[[ SOURCE MATERIAL, beginning ]]

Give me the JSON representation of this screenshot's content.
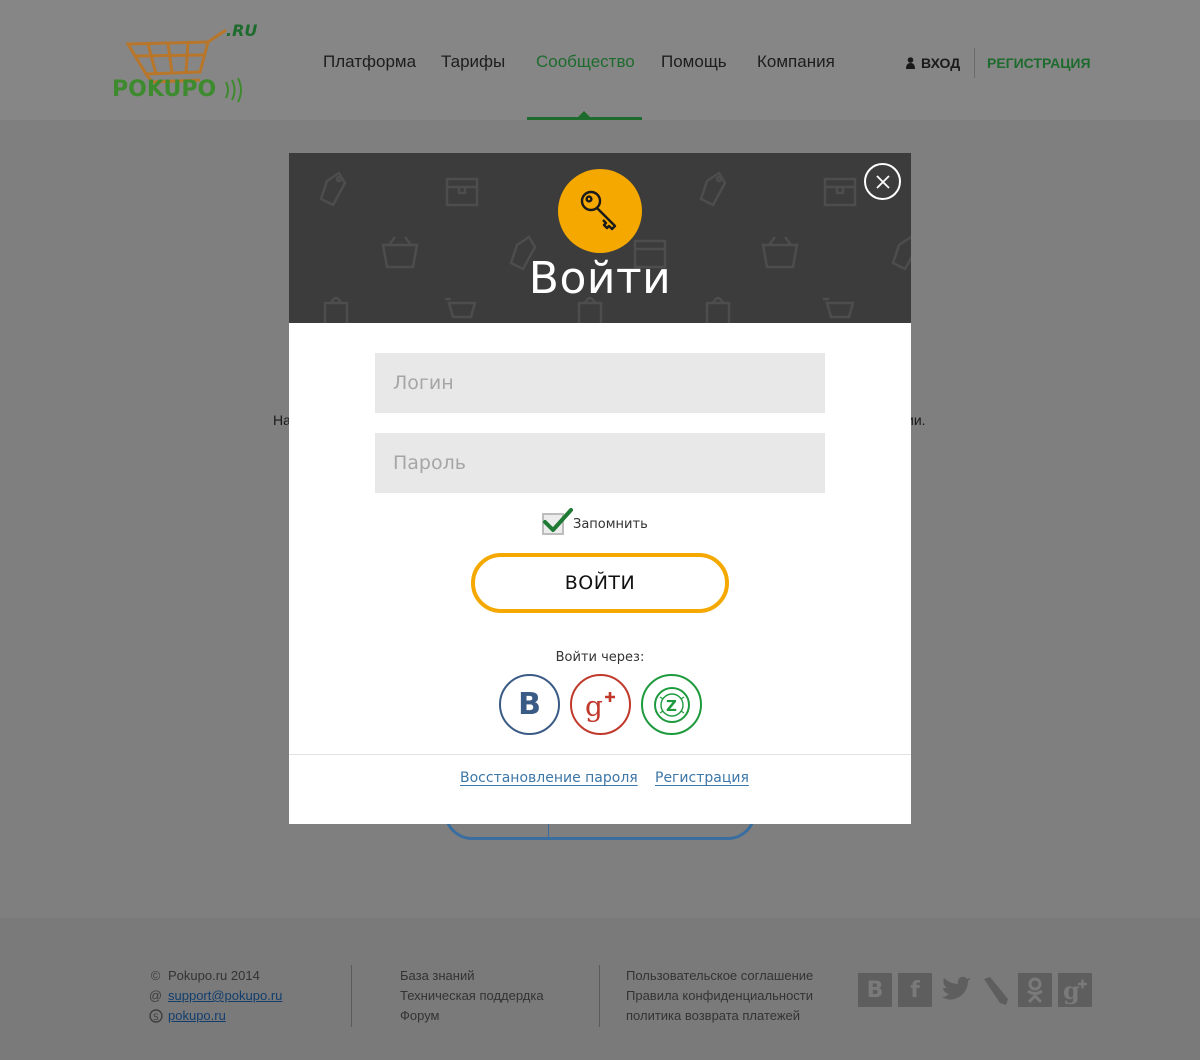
{
  "header": {
    "logo_text": "POKUPO",
    "logo_suffix": ".RU",
    "nav": [
      {
        "label": "Платформа"
      },
      {
        "label": "Тарифы"
      },
      {
        "label": "Сообщество"
      },
      {
        "label": "Помощь"
      },
      {
        "label": "Компания"
      }
    ],
    "active_nav": "Сообщество",
    "login_label": "ВХОД",
    "register_label": "РЕГИСТРАЦИЯ"
  },
  "background": {
    "text_left": "На",
    "text_right": "ии."
  },
  "modal": {
    "title": "Войти",
    "login_placeholder": "Логин",
    "password_placeholder": "Пароль",
    "remember_label": "Запомнить",
    "remember_checked": true,
    "submit_label": "ВОЙТИ",
    "via_label": "Войти через:",
    "social": [
      {
        "name": "vk",
        "glyph": "B"
      },
      {
        "name": "google-plus",
        "glyph": "g+"
      },
      {
        "name": "z-payment",
        "glyph": "Z"
      }
    ],
    "recover_link": "Восстановление пароля",
    "register_link": "Регистрация"
  },
  "footer": {
    "col1": {
      "copyright": "Pokupo.ru 2014",
      "email": "support@pokupo.ru",
      "skype": "pokupo.ru"
    },
    "col2": [
      "База знаний",
      "Техническая поддердка",
      "Форум"
    ],
    "col3": [
      "Пользовательское соглашение",
      "Правила конфиденциальности",
      "политика возврата платежей"
    ],
    "social_icons": [
      "vk-icon",
      "facebook-icon",
      "twitter-icon",
      "livejournal-icon",
      "odnoklassniki-icon",
      "google-plus-icon"
    ]
  },
  "colors": {
    "accent_green": "#1e6b2e",
    "accent_orange": "#f4a800",
    "link_blue": "#3d77a8",
    "modal_head": "#3c3c3c"
  }
}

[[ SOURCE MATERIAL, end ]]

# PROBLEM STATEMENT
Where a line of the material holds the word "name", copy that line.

# REPLY TO THE TASK
        "name": "vk",
        "name": "google-plus",
        "name": "z-payment",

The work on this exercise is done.